Sunday, January 16, 2011

Criteria of a Religion

I have long been seeking a conclusive list of what is necessary for a religion, since, as I define my own, I can only rule on where I stand as particular arguments arise. Death and rebirth. Identity of the divine. Worship methodology. Magick versus science.

Only as I think up these scales do I find where I weigh in on them, and that is a far from efficient practice. I have attempted to steel myself towards exploring and comparing other religions to see which topics they address and which they leave up to the individual believer, but that is a long and treacherous journey, and one I have difficulty becoming passionate about, even regarding Christianity.

On a lark, I googled "criteria for religion" and stumbled across an evaluation of William James' approach, published here in The Gadfly Magazine. My notes are available below:

    founders had personal communion with the divine
      the feelings, acts, experiences of individuals in solitude
    what is the divine
      has to be the primary truth
      treated in a solemn and serious manner
    believers undergo emotional states of passionate happiness

  what is religion able to accomplish?
    make the necessary easy and bearable
      suffering, death
    prepare believers to positively embrace suffering
    does not need
      rituals, social gatherings, demands on followers, demand worship

One: my religion is indeed very personal, as opposed to institutional. It is my own alone, and no other's.

Two: before I address my personal communion, I must give identity to my divine, as you've likely seen in previous posts: the Earth, Gaia, the local major planetary body. As for my communion, why, that is every time that I step out into the world, whether the air I breathe is dry and cold, freezing my blood, of warm and humid. I have lain in grasses with the world alive around me in it's most natural state and never felt more at peace. Time itself has faded away, and my mind enveloping my surroundings.

Three: moments of passionate happiness are just as I described above. I would be hesitant to call such moments serious or solemn, but there are some times when they are not joyous,

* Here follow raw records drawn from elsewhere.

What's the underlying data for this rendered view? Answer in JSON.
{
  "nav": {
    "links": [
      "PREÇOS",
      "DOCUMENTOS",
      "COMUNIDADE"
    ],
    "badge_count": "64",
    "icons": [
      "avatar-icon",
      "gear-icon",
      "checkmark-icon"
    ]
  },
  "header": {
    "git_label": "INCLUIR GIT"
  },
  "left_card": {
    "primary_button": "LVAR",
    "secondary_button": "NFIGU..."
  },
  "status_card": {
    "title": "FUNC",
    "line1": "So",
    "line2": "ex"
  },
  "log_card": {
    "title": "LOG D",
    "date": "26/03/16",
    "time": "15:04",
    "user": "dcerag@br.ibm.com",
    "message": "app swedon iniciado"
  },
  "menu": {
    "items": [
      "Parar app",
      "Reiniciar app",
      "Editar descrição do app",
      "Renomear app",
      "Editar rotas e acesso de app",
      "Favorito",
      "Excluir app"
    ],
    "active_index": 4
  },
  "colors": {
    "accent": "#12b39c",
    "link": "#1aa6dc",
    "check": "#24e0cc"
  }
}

Four: does my religion make emotionally difficult things bearable? As biblical as "dust to dust" may sound, and as Disneyfied as the "circle of life" appears, I find it is true in my beliefs. The earth is our mother, and when we are born, we depart from her womb, to grow and life and prosper. Eventually, all such things must and do come to an end, and we return to her, either in baskets created from her own fruits, or as ash, both of which, after a time, return to the earth and help future generations blossom.

Five: does this belief system of mine prepare me to embrace suffering? At first, I am inclined to decline, but when I return to the concept, I realize it is indeed so. When I know that all is never lost, that Sol will indeed come out tomorrow, though I may never fully embrace suffering, I will strengthen my back against it, bear through the long nights of my despair, with the knowledge that all will turn around. Embrace suffering? No, but I will embrace the belief that the suffering will end, and I must remain strong through the trial.

Six: what does my religion demand of me? It demands that I embrace the earth as my mother and respect her. Respect is not worship. Respect is much more closely affiliated with trust and mutual companionship. I will hold to her and speak for her when she cannot speak for herself. I will not try to convert others to my beliefs but I will do all in my power to protect her from those who believe otherwise. However, these are not things she asks of me, these are things I do willingly out of passion and compassion.

I'm certain that I have not addressed many of the aspects I mentioned above, but I do believe I have answered an unasked question: Can this system of beliefs that I hold to rightly and reasonably be called a religion?

Yes, yes it most certainly can.